Big Tech powered US stocks to a third straight winning year in 2021, as giants such as Apple and Microsoft continued to see strong demand almost regardless of the economic environment.
Five of the market’s most notable Internet and technology names — Apple, Microsoft, Google parent Alphabet, Amazon.com and Facebook parent Meta Platforms — rose this year. While their performances varied from Alphabet’s almost 70% surge to Amazon’s 4% slog, the group collectively added more than US$2.5-trillion (R40-trillion) in market valuation.
Microsoft, Apple and Alphabet were the three biggest contributors to the S&P 500 Index’s 2021 gains. Without the trio, the S&P’s total return of 29% would’ve been 26%.
“Investors have recognised that these companies continue to do extremely well,” said Mark Luschini, chief investment strategist at Janney Montgomery Scott, which has about $125-billion in assets under management. The rapid growth of their profits, their competitive moats and the strong balance sheets have protected them from some of this year’s risks, he added.
“While I believe in the merits of tilting toward cyclical names going into 2022, I would not abandon tech,” Luschini said.
Here’s how the group performed, starting with its biggest gainer:

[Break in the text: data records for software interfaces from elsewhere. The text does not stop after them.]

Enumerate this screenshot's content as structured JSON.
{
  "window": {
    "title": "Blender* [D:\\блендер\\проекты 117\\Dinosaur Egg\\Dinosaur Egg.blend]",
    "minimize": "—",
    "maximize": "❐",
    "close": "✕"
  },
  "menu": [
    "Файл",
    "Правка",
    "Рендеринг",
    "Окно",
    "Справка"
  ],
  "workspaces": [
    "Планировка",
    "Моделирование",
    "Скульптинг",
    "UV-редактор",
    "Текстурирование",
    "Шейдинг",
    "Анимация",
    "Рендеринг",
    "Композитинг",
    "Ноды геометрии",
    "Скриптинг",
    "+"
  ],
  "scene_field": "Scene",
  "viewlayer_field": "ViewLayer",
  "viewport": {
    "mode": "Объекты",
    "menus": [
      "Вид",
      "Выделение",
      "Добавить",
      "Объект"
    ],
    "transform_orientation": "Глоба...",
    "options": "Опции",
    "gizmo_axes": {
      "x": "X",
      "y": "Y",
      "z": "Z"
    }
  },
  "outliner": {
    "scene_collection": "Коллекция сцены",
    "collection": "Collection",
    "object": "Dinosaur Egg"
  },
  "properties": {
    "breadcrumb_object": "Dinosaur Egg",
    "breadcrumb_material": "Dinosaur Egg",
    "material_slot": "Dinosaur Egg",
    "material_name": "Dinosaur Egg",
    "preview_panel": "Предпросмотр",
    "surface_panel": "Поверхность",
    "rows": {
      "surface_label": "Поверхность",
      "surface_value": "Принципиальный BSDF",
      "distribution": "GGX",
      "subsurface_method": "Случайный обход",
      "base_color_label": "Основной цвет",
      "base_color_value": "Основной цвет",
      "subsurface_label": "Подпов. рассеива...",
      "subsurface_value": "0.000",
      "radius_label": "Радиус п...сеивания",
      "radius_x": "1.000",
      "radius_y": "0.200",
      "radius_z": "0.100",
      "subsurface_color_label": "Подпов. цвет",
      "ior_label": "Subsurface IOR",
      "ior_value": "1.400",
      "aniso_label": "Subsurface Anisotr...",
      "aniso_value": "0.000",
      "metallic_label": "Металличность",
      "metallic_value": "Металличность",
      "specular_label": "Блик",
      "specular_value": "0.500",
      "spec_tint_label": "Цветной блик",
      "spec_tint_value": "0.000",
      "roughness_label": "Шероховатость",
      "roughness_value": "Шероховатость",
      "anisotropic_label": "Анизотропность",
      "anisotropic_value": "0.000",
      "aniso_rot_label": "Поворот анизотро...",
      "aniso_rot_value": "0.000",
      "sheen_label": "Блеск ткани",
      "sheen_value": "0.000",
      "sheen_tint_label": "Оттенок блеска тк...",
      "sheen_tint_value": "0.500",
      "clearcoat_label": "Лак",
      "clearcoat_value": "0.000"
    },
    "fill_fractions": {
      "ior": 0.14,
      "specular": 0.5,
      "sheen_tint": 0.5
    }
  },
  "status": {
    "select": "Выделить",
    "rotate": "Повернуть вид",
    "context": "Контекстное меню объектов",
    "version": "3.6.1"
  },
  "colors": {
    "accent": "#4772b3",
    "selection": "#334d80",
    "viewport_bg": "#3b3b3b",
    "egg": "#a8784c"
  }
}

Google’s parent company soared 67% in 2021, making it the top performer among Wall Street’s biggest names. This was the strongest year for the stock since 2009, and it briefly joined Apple and Microsoft with a $2-trillion market valuation.
Alphabet benefitted from growth in its cloud business as well as a rebound in digital ad spending, particularly in key categories like travel that were hurt by the pandemic in 2020. Earlier this week, CFRA upgraded the stock to a strong buy based on its “attractive valuation versus large-cap tech peers” as well as a “belief that it can sustain a mid-teen annual revenue growth pace over the next three years”.
The software giant surged 53% in 2021, pushing it into the $2-trillion market capitalisation club. The stock has gained for 10 consecutive years, its longest such rally ever, and it’s put up double-digit returns for nine straight years. The shares have risen more than 1 200% since the end of 2011.
Microsoft’s strength came from steady demand for its cloud computing and enterprise software.
The iPhone maker rose 34% in 2021, beating the S&P 500 for a third straight year. While 2021 marked its weakest performances of the three — the stock rose more than 80% in both 2019 and 2020 — the rally has brought the company within striking distance of a historic $3-trillion market capitalisation.
Despite issues like a shortage of chips and the ongoing pandemic, which recently prompted Apple to shut its New York City retail stores, the stock remained a favourite with investors in 2021.
The company continues to benefit from the global popularity of its products, the potential for new offerings to maintain steady sales growth and a strong cash balance. And the future looks bright with investors favouring equities that considered high quality with long records of growth amid the uncertainty related to Federal Reserve policy and the prospect of higher rates.
In October, the company announced a new focus on the metaverse, an immersive virtual reality technology, and a new name to reflect the shift.
Meta’s gains came mainly in the first half of 2021, as the stock hasn’t traded at a record since September. However, Wall Street is optimistic about the company’s prospects in 2022, given what’s seen as an attractive valuation and a powerful engine for generating profits. Baird just named it one of its top large-cap Internet picks for 2022.
The e-commerce company was a notable under-performer in 2021 relative to its megacap peers and the market as a whole. The stock gained 3.6%, marking a seventh straight positive year, its longest winning streak ever. Since the end of 2014, the shares have soared nearly 1 000%.
Amazon traded within a fairly narrow range throughout the second half of the year, as a pair of disappointing quarterly reports, rising labour costs and supply-chain disruptions weighed on shares. Last Wednesday, Mizuho Securities MD Jordan Klein wrote that among investors there’s a “clear view that the sell-side seems to be mis-modelling 1H22 (as in much too high)”. Still, a number of firms have named Amazon their top pick for 2022. — (c) 2022 Bloomberg LP